Work to complete
Exact reproduction of all the data is needed.
***** Task data *****
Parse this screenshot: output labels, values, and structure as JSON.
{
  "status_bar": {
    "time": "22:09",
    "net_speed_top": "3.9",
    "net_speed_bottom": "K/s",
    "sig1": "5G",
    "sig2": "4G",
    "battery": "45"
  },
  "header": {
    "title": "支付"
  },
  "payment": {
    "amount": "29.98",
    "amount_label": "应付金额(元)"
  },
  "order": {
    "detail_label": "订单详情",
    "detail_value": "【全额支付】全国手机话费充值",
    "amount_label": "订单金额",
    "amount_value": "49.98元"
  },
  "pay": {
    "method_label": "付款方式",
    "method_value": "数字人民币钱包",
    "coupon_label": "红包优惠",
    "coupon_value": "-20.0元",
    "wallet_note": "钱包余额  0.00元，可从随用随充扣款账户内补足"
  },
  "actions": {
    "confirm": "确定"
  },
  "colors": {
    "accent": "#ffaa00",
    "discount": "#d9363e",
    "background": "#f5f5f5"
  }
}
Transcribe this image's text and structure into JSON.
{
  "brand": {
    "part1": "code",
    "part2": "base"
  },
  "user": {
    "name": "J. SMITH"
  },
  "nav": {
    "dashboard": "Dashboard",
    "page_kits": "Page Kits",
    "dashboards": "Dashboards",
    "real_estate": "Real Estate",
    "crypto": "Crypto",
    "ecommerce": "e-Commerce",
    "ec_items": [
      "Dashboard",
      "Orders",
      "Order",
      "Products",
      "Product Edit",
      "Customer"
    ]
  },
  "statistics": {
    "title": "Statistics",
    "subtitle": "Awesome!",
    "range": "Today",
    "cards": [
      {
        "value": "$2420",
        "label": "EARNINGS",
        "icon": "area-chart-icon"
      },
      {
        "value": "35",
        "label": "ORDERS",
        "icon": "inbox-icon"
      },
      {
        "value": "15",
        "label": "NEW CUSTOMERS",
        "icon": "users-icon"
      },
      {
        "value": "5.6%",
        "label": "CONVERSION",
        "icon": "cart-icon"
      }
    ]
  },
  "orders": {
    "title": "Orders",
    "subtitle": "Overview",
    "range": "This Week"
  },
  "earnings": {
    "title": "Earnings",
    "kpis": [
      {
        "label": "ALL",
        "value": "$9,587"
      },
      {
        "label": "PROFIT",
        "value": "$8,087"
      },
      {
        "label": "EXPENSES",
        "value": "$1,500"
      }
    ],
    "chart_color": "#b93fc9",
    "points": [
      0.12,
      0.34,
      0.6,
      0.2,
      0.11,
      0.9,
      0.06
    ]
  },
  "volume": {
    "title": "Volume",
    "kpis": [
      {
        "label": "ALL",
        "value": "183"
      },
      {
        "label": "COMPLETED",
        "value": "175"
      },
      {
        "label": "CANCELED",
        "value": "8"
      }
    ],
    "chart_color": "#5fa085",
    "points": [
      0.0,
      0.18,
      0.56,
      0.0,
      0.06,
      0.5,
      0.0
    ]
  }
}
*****
Output below
Parse this screenshot: output labels, values, and structure as JSON.
{
  "status_bar": {
    "time": "22:09",
    "net_speed_top": "3.9",
    "net_speed_bottom": "K/s",
    "sig1": "5G",
    "sig2": "4G",
    "battery": "45"
  },
  "header": {
    "title": "支付"
  },
  "payment": {
    "amount": "29.98",
    "amount_label": "应付金额(元)"
  },
  "order": {
    "detail_label": "订单详情",
    "detail_value": "【全额支付】全国手机话费充值",
    "amount_label": "订单金额",
    "amount_value": "49.98元"
  },
  "pay": {
    "method_label": "付款方式",
    "method_value": "数字人民币钱包",
    "coupon_label": "红包优惠",
    "coupon_value": "-20.0元",
    "wallet_note": "钱包余额  0.00元，可从随用随充扣款账户内补足"
  },
  "actions": {
    "confirm": "确定"
  },
  "colors": {
    "accent": "#ffaa00",
    "discount": "#d9363e",
    "background": "#f5f5f5"
  }
}
Transcribe this image's text and structure into JSON.
{
  "brand": {
    "part1": "code",
    "part2": "base"
  },
  "user": {
    "name": "J. SMITH"
  },
  "nav": {
    "dashboard": "Dashboard",
    "page_kits": "Page Kits",
    "dashboards": "Dashboards",
    "real_estate": "Real Estate",
    "crypto": "Crypto",
    "ecommerce": "e-Commerce",
    "ec_items": [
      "Dashboard",
      "Orders",
      "Order",
      "Products",
      "Product Edit",
      "Customer"
    ]
  },
  "statistics": {
    "title": "Statistics",
    "subtitle": "Awesome!",
    "range": "Today",
    "cards": [
      {
        "value": "$2420",
        "label": "EARNINGS",
        "icon": "area-chart-icon"
      },
      {
        "value": "35",
        "label": "ORDERS",
        "icon": "inbox-icon"
      },
      {
        "value": "15",
        "label": "NEW CUSTOMERS",
        "icon": "users-icon"
      },
      {
        "value": "5.6%",
        "label": "CONVERSION",
        "icon": "cart-icon"
      }
    ]
  },
  "orders": {
    "title": "Orders",
    "subtitle": "Overview",
    "range": "This Week"
  },
  "earnings": {
    "title": "Earnings",
    "kpis": [
      {
        "label": "ALL",
        "value": "$9,587"
      },
      {
        "label": "PROFIT",
        "value": "$8,087"
      },
      {
        "label": "EXPENSES",
        "value": "$1,500"
      }
    ],
    "chart_color": "#b93fc9",
    "points": [
      0.12,
      0.34,
      0.6,
      0.2,
      0.11,
      0.9,
      0.06
    ]
  },
  "volume": {
    "title": "Volume",
    "kpis": [
      {
        "label": "ALL",
        "value": "183"
      },
      {
        "label": "COMPLETED",
        "value": "175"
      },
      {
        "label": "CANCELED",
        "value": "8"
      }
    ],
    "chart_color": "#5fa085",
    "points": [
      0.0,
      0.18,
      0.56,
      0.0,
      0.06,
      0.5,
      0.0
    ]
  }
}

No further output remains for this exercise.